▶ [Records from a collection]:
-------
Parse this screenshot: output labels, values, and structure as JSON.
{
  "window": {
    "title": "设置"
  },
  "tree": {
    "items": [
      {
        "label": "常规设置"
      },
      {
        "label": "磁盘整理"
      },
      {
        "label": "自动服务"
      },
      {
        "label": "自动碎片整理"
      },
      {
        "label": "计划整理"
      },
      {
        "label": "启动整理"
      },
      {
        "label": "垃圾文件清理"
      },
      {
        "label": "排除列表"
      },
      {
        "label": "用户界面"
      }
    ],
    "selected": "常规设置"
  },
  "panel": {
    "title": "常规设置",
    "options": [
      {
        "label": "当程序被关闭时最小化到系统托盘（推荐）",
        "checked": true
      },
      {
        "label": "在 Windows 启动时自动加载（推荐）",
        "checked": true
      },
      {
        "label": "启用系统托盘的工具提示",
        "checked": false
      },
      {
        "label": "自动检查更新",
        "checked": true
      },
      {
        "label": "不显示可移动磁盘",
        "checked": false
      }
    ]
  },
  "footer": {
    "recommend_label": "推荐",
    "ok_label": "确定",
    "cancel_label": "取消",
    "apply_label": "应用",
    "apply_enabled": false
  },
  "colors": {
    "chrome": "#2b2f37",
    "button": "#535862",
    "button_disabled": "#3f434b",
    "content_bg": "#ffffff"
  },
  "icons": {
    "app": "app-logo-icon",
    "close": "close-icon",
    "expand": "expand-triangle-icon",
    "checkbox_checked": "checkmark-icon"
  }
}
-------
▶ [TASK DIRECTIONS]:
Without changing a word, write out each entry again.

▶ [FINISHED TASK]:
Parse this screenshot: output labels, values, and structure as JSON.
{
  "window": {
    "title": "设置"
  },
  "tree": {
    "items": [
      {
        "label": "常规设置"
      },
      {
        "label": "磁盘整理"
      },
      {
        "label": "自动服务"
      },
      {
        "label": "自动碎片整理"
      },
      {
        "label": "计划整理"
      },
      {
        "label": "启动整理"
      },
      {
        "label": "垃圾文件清理"
      },
      {
        "label": "排除列表"
      },
      {
        "label": "用户界面"
      }
    ],
    "selected": "常规设置"
  },
  "panel": {
    "title": "常规设置",
    "options": [
      {
        "label": "当程序被关闭时最小化到系统托盘（推荐）",
        "checked": true
      },
      {
        "label": "在 Windows 启动时自动加载（推荐）",
        "checked": true
      },
      {
        "label": "启用系统托盘的工具提示",
        "checked": false
      },
      {
        "label": "自动检查更新",
        "checked": true
      },
      {
        "label": "不显示可移动磁盘",
        "checked": false
      }
    ]
  },
  "footer": {
    "recommend_label": "推荐",
    "ok_label": "确定",
    "cancel_label": "取消",
    "apply_label": "应用",
    "apply_enabled": false
  },
  "colors": {
    "chrome": "#2b2f37",
    "button": "#535862",
    "button_disabled": "#3f434b",
    "content_bg": "#ffffff"
  },
  "icons": {
    "app": "app-logo-icon",
    "close": "close-icon",
    "expand": "expand-triangle-icon",
    "checkbox_checked": "checkmark-icon"
  }
}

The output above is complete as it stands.